Where a line contains the word "true", copy that line from the records below.

***** Records for this exercise

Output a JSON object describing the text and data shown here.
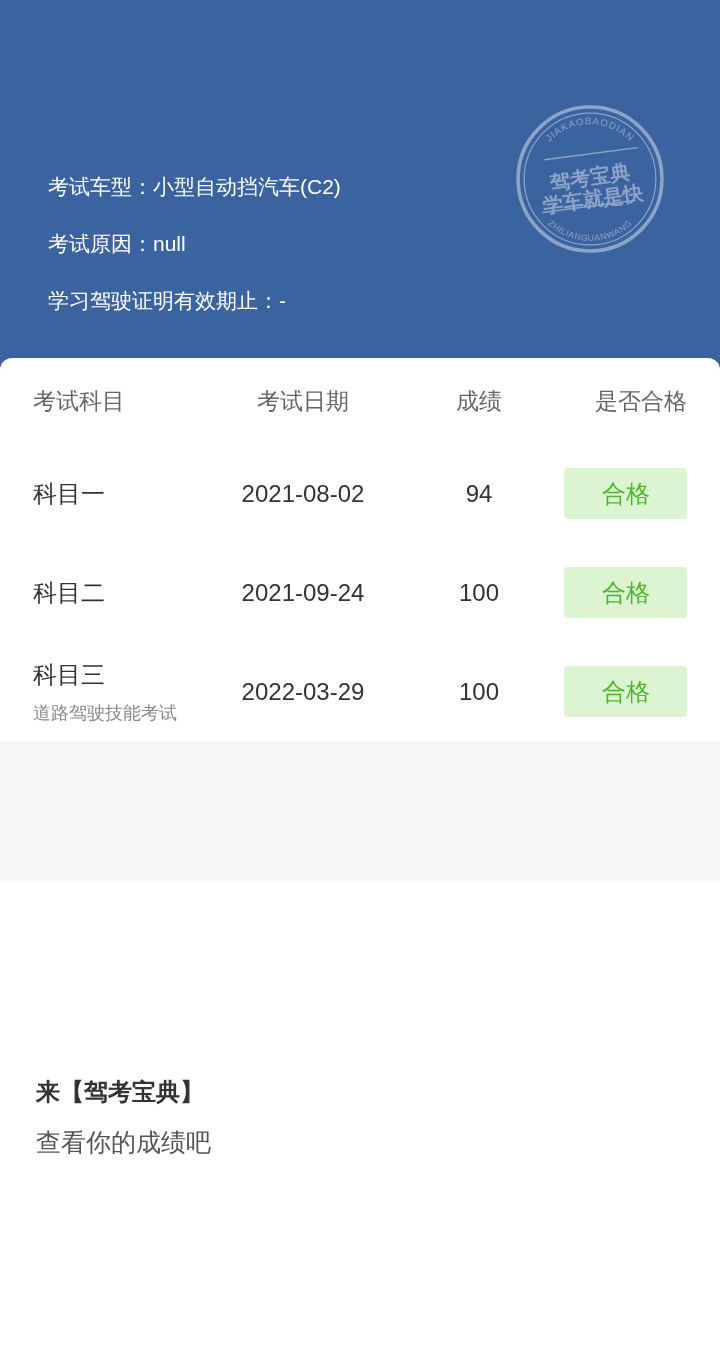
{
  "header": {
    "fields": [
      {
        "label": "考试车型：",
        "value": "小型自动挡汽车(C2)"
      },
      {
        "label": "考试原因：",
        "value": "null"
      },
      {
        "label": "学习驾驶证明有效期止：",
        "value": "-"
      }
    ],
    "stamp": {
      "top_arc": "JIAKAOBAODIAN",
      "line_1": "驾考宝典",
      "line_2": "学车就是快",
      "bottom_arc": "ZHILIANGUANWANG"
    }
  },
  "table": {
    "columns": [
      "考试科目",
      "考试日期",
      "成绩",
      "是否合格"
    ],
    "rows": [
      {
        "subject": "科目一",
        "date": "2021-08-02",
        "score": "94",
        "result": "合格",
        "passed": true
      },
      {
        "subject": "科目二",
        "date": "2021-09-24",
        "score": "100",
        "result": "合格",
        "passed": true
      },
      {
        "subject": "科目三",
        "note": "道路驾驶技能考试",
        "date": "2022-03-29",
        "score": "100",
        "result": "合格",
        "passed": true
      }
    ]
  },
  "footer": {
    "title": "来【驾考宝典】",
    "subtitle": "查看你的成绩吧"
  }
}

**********
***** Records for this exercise

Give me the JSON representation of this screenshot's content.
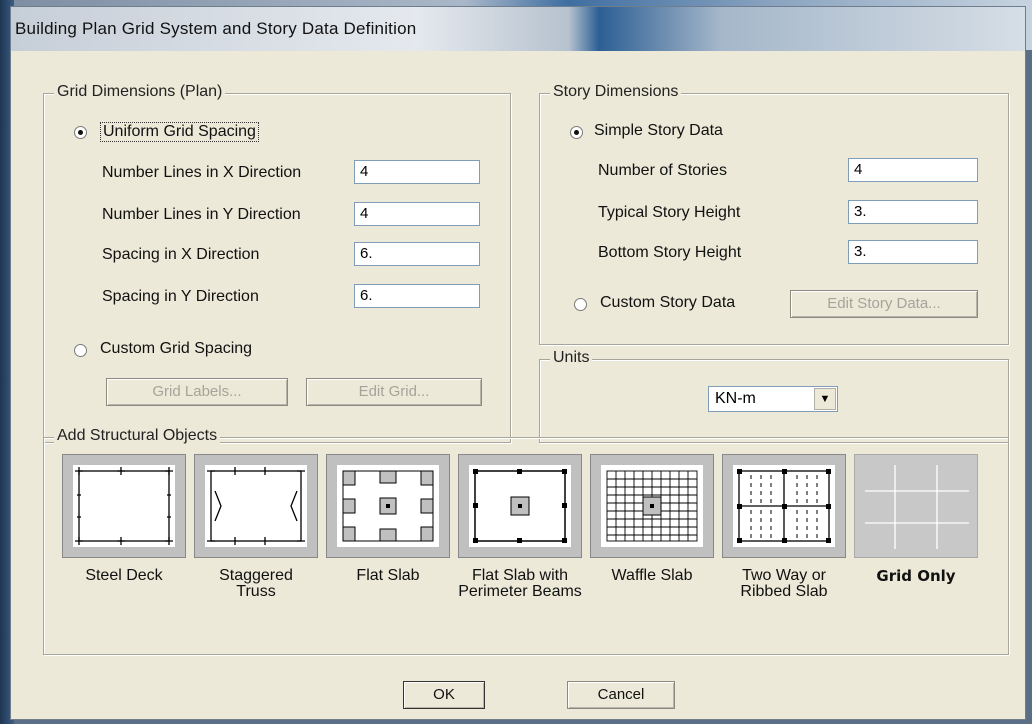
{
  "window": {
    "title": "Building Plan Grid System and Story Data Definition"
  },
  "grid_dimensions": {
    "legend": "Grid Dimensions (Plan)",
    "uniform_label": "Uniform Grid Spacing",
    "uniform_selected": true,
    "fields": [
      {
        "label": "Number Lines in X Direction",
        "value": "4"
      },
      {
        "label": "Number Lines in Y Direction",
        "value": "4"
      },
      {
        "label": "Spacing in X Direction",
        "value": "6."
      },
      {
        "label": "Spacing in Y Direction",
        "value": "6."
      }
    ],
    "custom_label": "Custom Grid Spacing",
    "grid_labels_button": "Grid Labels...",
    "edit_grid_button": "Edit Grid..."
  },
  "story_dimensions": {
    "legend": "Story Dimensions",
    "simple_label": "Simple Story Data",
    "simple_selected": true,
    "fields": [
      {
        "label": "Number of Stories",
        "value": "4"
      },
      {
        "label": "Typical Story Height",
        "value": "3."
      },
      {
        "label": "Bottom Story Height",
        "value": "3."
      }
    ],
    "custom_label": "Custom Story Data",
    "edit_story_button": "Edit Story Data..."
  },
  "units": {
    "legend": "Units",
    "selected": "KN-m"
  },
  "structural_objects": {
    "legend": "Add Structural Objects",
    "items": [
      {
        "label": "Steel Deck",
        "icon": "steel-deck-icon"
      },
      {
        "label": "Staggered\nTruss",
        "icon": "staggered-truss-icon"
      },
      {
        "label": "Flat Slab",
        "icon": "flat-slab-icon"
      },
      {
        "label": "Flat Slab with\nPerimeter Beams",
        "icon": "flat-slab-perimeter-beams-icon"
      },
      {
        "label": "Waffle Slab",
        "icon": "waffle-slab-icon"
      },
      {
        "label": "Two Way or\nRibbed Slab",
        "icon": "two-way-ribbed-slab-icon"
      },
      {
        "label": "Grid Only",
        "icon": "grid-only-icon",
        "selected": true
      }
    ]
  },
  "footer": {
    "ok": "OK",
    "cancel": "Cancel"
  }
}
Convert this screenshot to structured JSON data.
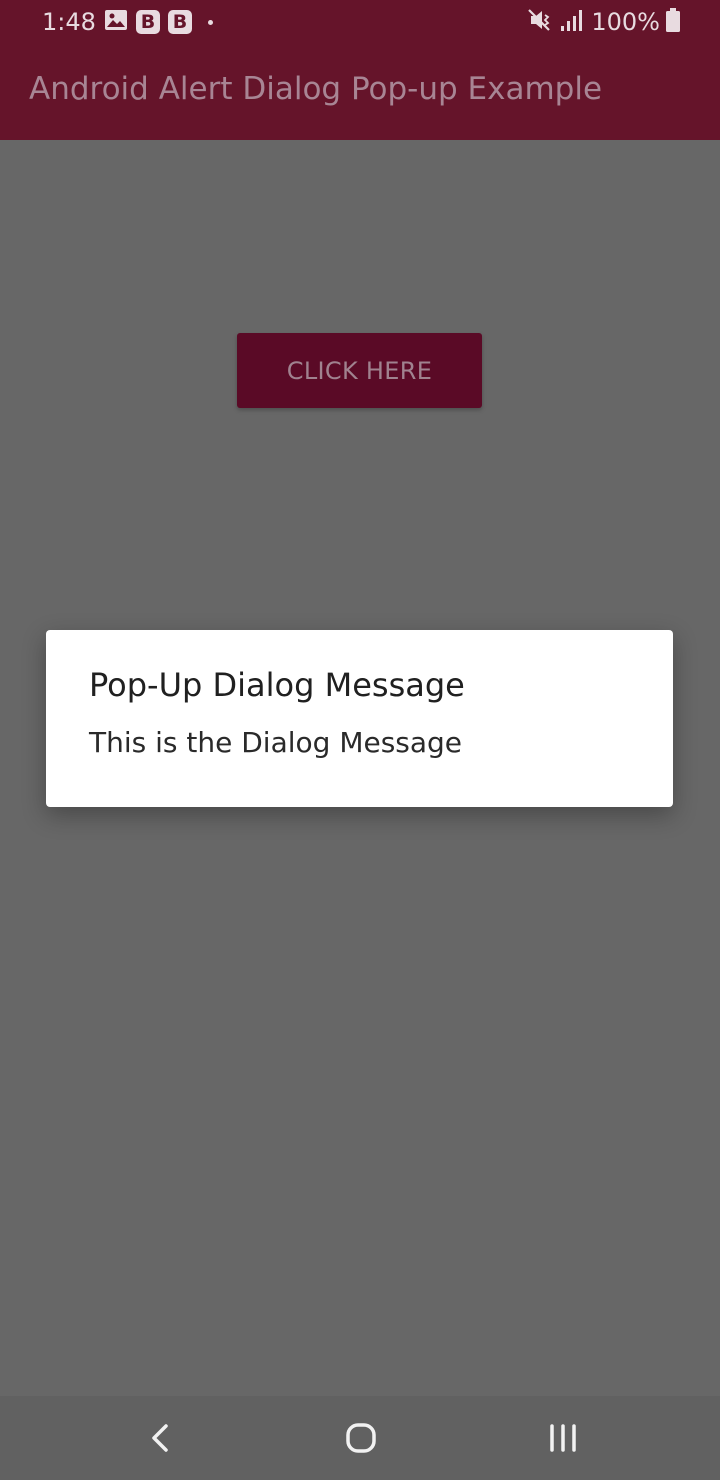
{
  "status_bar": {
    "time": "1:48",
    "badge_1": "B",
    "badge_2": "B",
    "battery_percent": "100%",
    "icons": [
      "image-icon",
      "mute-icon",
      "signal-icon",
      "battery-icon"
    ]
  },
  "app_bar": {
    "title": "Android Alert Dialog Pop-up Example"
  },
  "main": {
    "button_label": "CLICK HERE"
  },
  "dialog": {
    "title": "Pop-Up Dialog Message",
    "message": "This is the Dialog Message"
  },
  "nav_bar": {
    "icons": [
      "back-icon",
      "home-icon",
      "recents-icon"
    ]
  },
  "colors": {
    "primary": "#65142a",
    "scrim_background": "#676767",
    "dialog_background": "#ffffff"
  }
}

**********
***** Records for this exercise

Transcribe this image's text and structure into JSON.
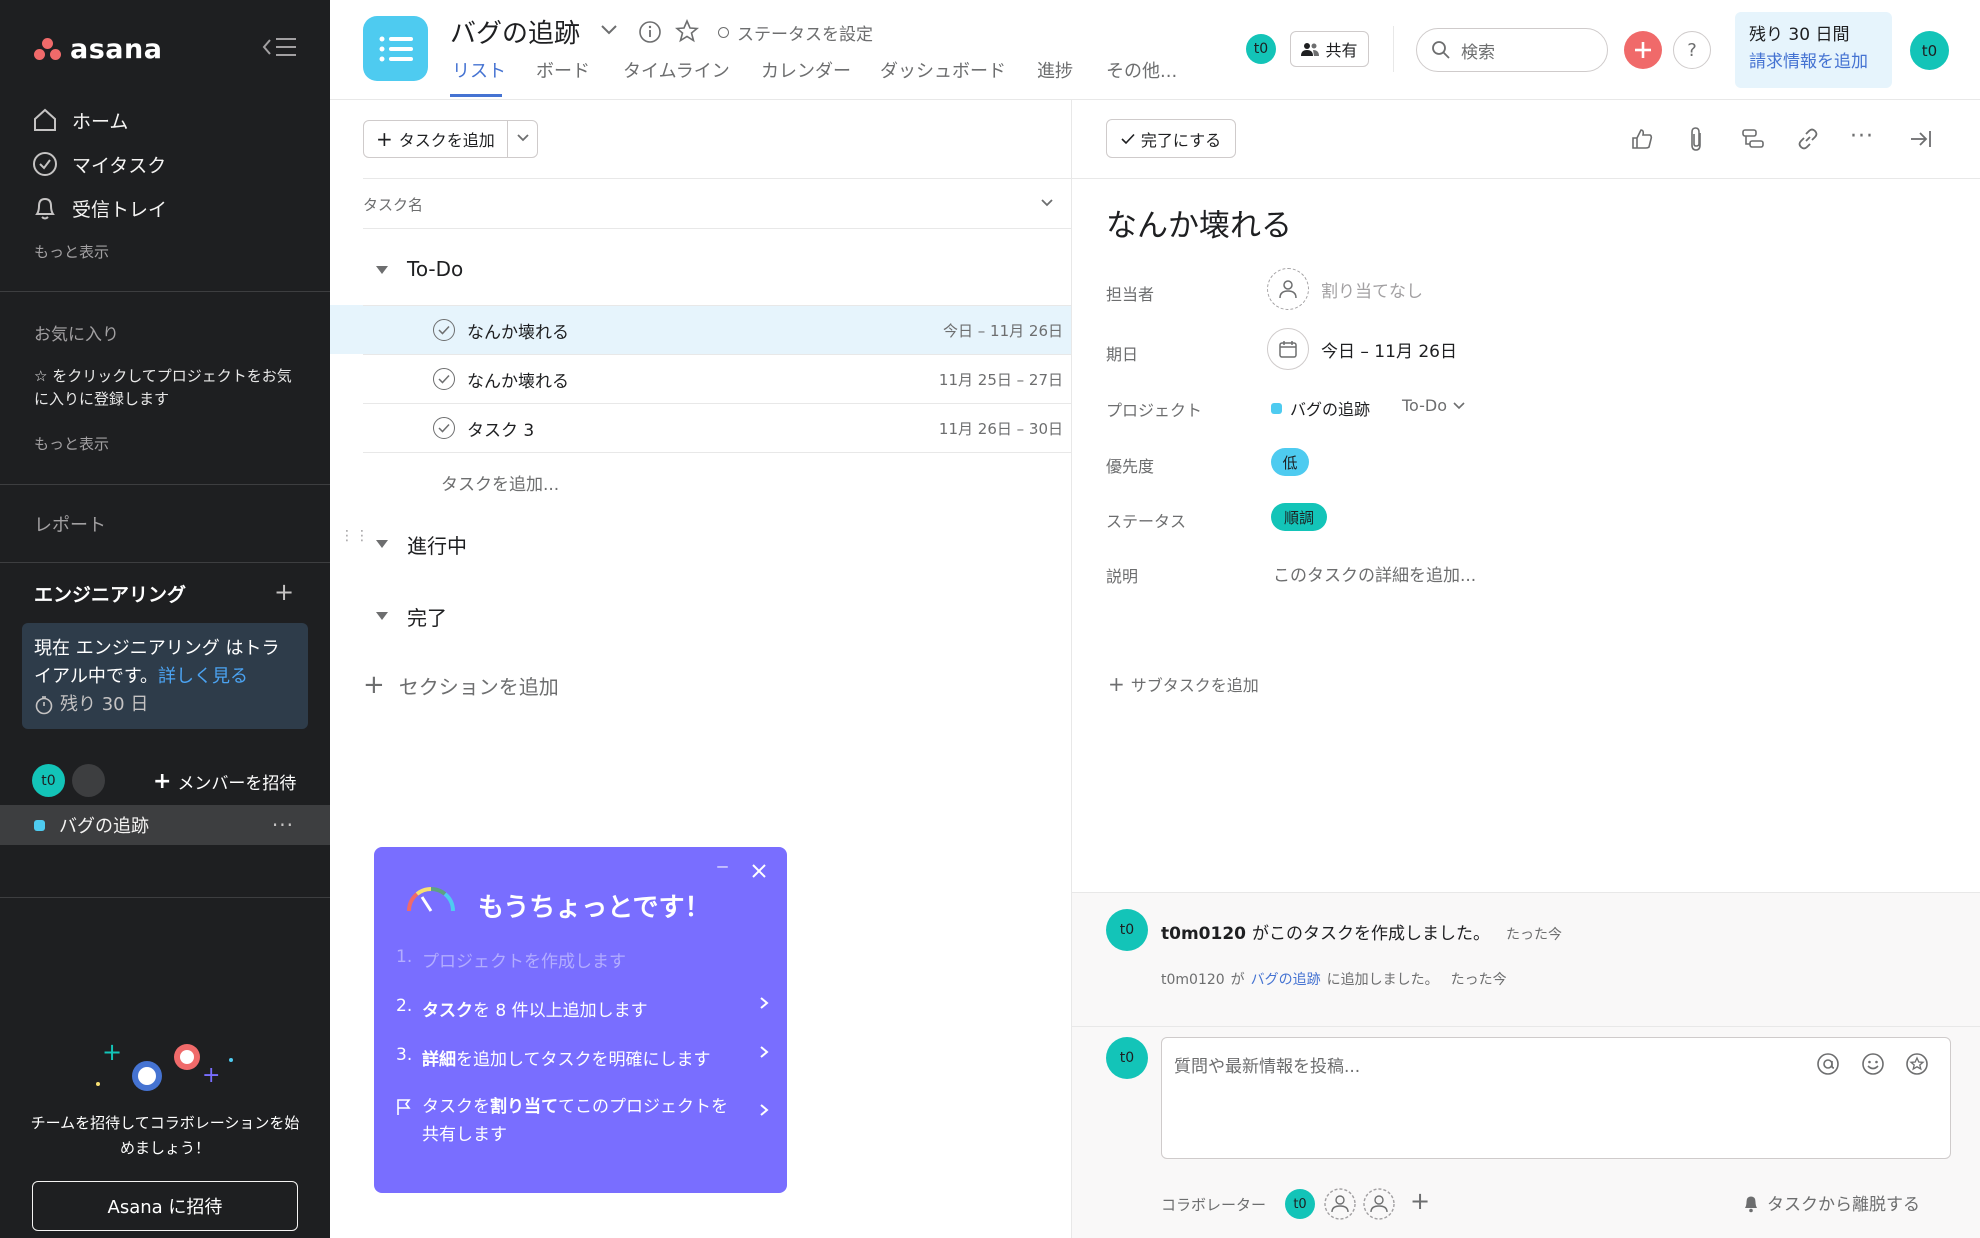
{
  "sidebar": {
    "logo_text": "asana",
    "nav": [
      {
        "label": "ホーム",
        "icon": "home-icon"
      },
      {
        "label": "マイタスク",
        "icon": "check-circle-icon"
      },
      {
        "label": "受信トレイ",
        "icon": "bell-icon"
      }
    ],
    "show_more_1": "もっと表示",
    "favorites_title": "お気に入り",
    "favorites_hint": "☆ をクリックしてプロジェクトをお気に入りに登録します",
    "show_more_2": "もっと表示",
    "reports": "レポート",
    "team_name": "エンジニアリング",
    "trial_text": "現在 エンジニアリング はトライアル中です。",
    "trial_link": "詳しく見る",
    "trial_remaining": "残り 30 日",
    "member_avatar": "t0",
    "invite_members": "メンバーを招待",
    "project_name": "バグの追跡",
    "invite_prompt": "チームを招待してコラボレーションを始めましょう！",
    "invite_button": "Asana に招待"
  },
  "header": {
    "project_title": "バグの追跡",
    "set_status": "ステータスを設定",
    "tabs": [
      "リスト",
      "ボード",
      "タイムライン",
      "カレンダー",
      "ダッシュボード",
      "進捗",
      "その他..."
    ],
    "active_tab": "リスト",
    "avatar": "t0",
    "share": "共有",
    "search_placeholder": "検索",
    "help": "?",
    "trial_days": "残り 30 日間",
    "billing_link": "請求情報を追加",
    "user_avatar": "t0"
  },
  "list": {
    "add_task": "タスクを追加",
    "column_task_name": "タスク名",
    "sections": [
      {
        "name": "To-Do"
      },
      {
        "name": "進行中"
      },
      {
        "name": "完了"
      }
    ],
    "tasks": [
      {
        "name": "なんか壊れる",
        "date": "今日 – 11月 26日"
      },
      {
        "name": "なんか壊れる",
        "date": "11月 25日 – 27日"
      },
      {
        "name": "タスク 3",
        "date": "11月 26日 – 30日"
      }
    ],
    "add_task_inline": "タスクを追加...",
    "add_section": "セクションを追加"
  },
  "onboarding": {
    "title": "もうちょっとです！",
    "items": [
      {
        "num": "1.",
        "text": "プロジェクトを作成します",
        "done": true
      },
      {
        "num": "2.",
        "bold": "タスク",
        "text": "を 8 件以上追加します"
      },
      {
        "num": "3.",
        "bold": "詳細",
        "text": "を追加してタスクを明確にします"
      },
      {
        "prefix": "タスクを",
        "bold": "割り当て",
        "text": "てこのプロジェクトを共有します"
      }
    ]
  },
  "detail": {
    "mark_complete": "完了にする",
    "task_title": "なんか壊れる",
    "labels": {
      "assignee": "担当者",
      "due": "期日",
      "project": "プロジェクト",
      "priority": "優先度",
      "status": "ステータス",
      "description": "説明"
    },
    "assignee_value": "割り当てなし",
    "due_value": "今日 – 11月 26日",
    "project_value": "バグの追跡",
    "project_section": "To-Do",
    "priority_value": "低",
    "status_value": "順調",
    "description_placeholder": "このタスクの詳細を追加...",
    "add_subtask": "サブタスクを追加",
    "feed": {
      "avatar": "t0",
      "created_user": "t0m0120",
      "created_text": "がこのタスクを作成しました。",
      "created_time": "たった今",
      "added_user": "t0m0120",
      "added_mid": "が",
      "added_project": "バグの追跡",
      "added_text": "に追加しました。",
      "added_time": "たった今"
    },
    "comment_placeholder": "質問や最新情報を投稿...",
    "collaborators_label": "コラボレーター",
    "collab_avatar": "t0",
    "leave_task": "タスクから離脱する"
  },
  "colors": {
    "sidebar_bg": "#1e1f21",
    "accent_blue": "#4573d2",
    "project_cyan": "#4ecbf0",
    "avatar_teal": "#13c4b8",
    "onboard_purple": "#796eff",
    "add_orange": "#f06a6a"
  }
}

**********

Answer box
        "passed": true
        "passed": true
        "passed": true
    "uniform_selected": true,
    "simple_selected": true,
        "selected": true
        "done": true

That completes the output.